Search the records for the string "Remote", and show each line where it appears.

SUPPLIED MATERIAL Block Start

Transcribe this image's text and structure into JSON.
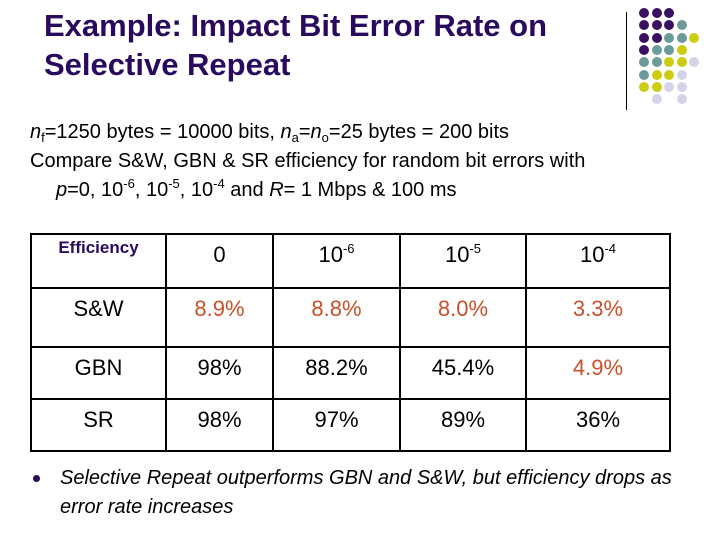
{
  "slide": {
    "title_line1": "Example:  Impact Bit Error Rate on",
    "title_line2": "Selective Repeat",
    "line1": {
      "n": "n",
      "sub_f": "f",
      "text1": "=1250 bytes = 10000 bits, ",
      "sub_a": "a",
      "eq": "=",
      "sub_o": "o",
      "text2": "=25 bytes = 200 bits"
    },
    "line2": "Compare S&W, GBN & SR efficiency for random bit errors with",
    "line3": {
      "p": "p",
      "text1": "=0, 10",
      "exp1": "-6",
      "text2": ", 10",
      "exp2": "-5",
      "text3": ", 10",
      "exp3": "-4",
      "text4": " and  ",
      "R": "R",
      "text5": "= 1 Mbps & 100 ms"
    },
    "bullet": "Selective Repeat outperforms GBN and S&W, but efficiency drops as error rate increases"
  },
  "table": {
    "header_label": "Efficiency",
    "columns": [
      {
        "base": "0",
        "exp": ""
      },
      {
        "base": "10",
        "exp": "-6"
      },
      {
        "base": "10",
        "exp": "-5"
      },
      {
        "base": "10",
        "exp": "-4"
      }
    ],
    "rows": [
      {
        "label": "S&W",
        "values": [
          "8.9%",
          "8.8%",
          "8.0%",
          "3.3%"
        ],
        "highlight": [
          true,
          true,
          true,
          true
        ]
      },
      {
        "label": "GBN",
        "values": [
          "98%",
          "88.2%",
          "45.4%",
          "4.9%"
        ],
        "highlight": [
          false,
          false,
          false,
          true
        ]
      },
      {
        "label": "SR",
        "values": [
          "98%",
          "97%",
          "89%",
          "36%"
        ],
        "highlight": [
          false,
          false,
          false,
          false
        ]
      }
    ]
  },
  "colors": {
    "title": "#2a0a5e",
    "highlight": "#c8502a",
    "dot_purple": "#3a1060",
    "dot_teal": "#6a9a9a",
    "dot_yellow": "#cccc10",
    "dot_lavender": "#d4d4e8"
  },
  "decor": {
    "dot_grid": [
      "PPP..",
      "PPPT.",
      "PPTTY",
      "PTTY.",
      "TTYYL",
      "TYYL.",
      "YYLL.",
      ".L.L."
    ]
  }
}
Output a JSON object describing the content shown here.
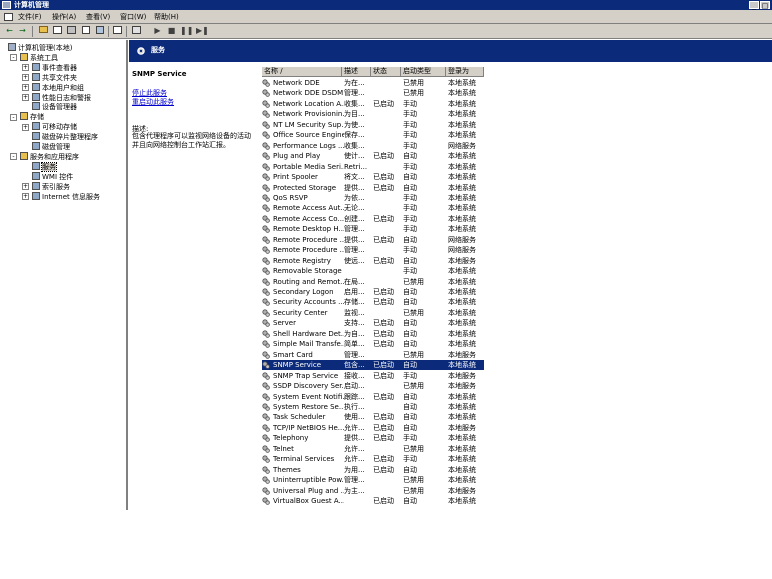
{
  "window": {
    "title": "计算机管理",
    "controls": [
      "_",
      "□"
    ]
  },
  "menu": [
    "文件(F)",
    "操作(A)",
    "查看(V)",
    "窗口(W)",
    "帮助(H)"
  ],
  "tree": [
    {
      "label": "计算机管理(本地)",
      "depth": 0,
      "exp": ""
    },
    {
      "label": "系统工具",
      "depth": 1,
      "exp": "-"
    },
    {
      "label": "事件查看器",
      "depth": 2,
      "exp": "+"
    },
    {
      "label": "共享文件夹",
      "depth": 2,
      "exp": "+"
    },
    {
      "label": "本地用户和组",
      "depth": 2,
      "exp": "+"
    },
    {
      "label": "性能日志和警报",
      "depth": 2,
      "exp": "+"
    },
    {
      "label": "设备管理器",
      "depth": 2,
      "exp": ""
    },
    {
      "label": "存储",
      "depth": 1,
      "exp": "-"
    },
    {
      "label": "可移动存储",
      "depth": 2,
      "exp": "+"
    },
    {
      "label": "磁盘碎片整理程序",
      "depth": 2,
      "exp": ""
    },
    {
      "label": "磁盘管理",
      "depth": 2,
      "exp": ""
    },
    {
      "label": "服务和应用程序",
      "depth": 1,
      "exp": "-"
    },
    {
      "label": "服务",
      "depth": 2,
      "exp": "",
      "selected": true
    },
    {
      "label": "WMI 控件",
      "depth": 2,
      "exp": ""
    },
    {
      "label": "索引服务",
      "depth": 2,
      "exp": "+"
    },
    {
      "label": "Internet 信息服务",
      "depth": 2,
      "exp": "+"
    }
  ],
  "header": {
    "title": "服务"
  },
  "detail": {
    "service_name": "SNMP Service",
    "stop_link": "停止此服务",
    "restart_link": "重启动此服务",
    "desc_label": "描述:",
    "desc_text": "包含代理程序可以监视网络设备的活动并且向网络控制台工作站汇报。"
  },
  "columns": [
    "名称 /",
    "描述",
    "状态",
    "启动类型",
    "登录为"
  ],
  "rows": [
    [
      "Network DDE",
      "为在...",
      "",
      "已禁用",
      "本地系统"
    ],
    [
      "Network DDE DSDM",
      "管理...",
      "",
      "已禁用",
      "本地系统"
    ],
    [
      "Network Location A...",
      "收集...",
      "已启动",
      "手动",
      "本地系统"
    ],
    [
      "Network Provisionin...",
      "为目...",
      "",
      "手动",
      "本地系统"
    ],
    [
      "NT LM Security Sup...",
      "为使...",
      "",
      "手动",
      "本地系统"
    ],
    [
      "Office Source Engine",
      "保存...",
      "",
      "手动",
      "本地系统"
    ],
    [
      "Performance Logs ...",
      "收集...",
      "",
      "手动",
      "网络服务"
    ],
    [
      "Plug and Play",
      "使计...",
      "已启动",
      "自动",
      "本地系统"
    ],
    [
      "Portable Media Seri...",
      "Retri...",
      "",
      "手动",
      "本地系统"
    ],
    [
      "Print Spooler",
      "将文...",
      "已启动",
      "自动",
      "本地系统"
    ],
    [
      "Protected Storage",
      "提供...",
      "已启动",
      "自动",
      "本地系统"
    ],
    [
      "QoS RSVP",
      "为依...",
      "",
      "手动",
      "本地系统"
    ],
    [
      "Remote Access Aut...",
      "无论...",
      "",
      "手动",
      "本地系统"
    ],
    [
      "Remote Access Co...",
      "创建...",
      "已启动",
      "手动",
      "本地系统"
    ],
    [
      "Remote Desktop H...",
      "管理...",
      "",
      "手动",
      "本地系统"
    ],
    [
      "Remote Procedure ...",
      "提供...",
      "已启动",
      "自动",
      "网络服务"
    ],
    [
      "Remote Procedure ...",
      "管理...",
      "",
      "手动",
      "网络服务"
    ],
    [
      "Remote Registry",
      "使远...",
      "已启动",
      "自动",
      "本地服务"
    ],
    [
      "Removable Storage",
      "",
      "",
      "手动",
      "本地系统"
    ],
    [
      "Routing and Remot...",
      "在局...",
      "",
      "已禁用",
      "本地系统"
    ],
    [
      "Secondary Logon",
      "启用...",
      "已启动",
      "自动",
      "本地系统"
    ],
    [
      "Security Accounts ...",
      "存储...",
      "已启动",
      "自动",
      "本地系统"
    ],
    [
      "Security Center",
      "监视...",
      "",
      "已禁用",
      "本地系统"
    ],
    [
      "Server",
      "支持...",
      "已启动",
      "自动",
      "本地系统"
    ],
    [
      "Shell Hardware Det...",
      "为自...",
      "已启动",
      "自动",
      "本地系统"
    ],
    [
      "Simple Mail Transfe...",
      "简单...",
      "已启动",
      "自动",
      "本地系统"
    ],
    [
      "Smart Card",
      "管理...",
      "",
      "已禁用",
      "本地服务"
    ],
    [
      "SNMP Service",
      "包含...",
      "已启动",
      "自动",
      "本地系统"
    ],
    [
      "SNMP Trap Service",
      "接收...",
      "已启动",
      "手动",
      "本地服务"
    ],
    [
      "SSDP Discovery Ser...",
      "启动...",
      "",
      "已禁用",
      "本地服务"
    ],
    [
      "System Event Notifi...",
      "跟踪...",
      "已启动",
      "自动",
      "本地系统"
    ],
    [
      "System Restore Se...",
      "执行...",
      "",
      "自动",
      "本地系统"
    ],
    [
      "Task Scheduler",
      "使用...",
      "已启动",
      "自动",
      "本地系统"
    ],
    [
      "TCP/IP NetBIOS He...",
      "允许...",
      "已启动",
      "自动",
      "本地服务"
    ],
    [
      "Telephony",
      "提供...",
      "已启动",
      "手动",
      "本地系统"
    ],
    [
      "Telnet",
      "允许...",
      "",
      "已禁用",
      "本地系统"
    ],
    [
      "Terminal Services",
      "允许...",
      "已启动",
      "手动",
      "本地系统"
    ],
    [
      "Themes",
      "为用...",
      "已启动",
      "自动",
      "本地系统"
    ],
    [
      "Uninterruptible Pow...",
      "管理...",
      "",
      "已禁用",
      "本地系统"
    ],
    [
      "Universal Plug and ...",
      "为主...",
      "",
      "已禁用",
      "本地服务"
    ],
    [
      "VirtualBox Guest A...",
      "",
      "已启动",
      "自动",
      "本地系统"
    ]
  ],
  "selected_row": 27,
  "colors": {
    "titlebar": "#0b2a7a",
    "face": "#d4d0c8",
    "selection": "#0b2a7a"
  }
}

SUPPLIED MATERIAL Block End

THE COMPLETED TASK:
      "Remote Access Aut...",
      "Remote Access Co...",
      "Remote Desktop H...",
      "Remote Procedure ...",
      "Remote Procedure ...",
      "Remote Registry",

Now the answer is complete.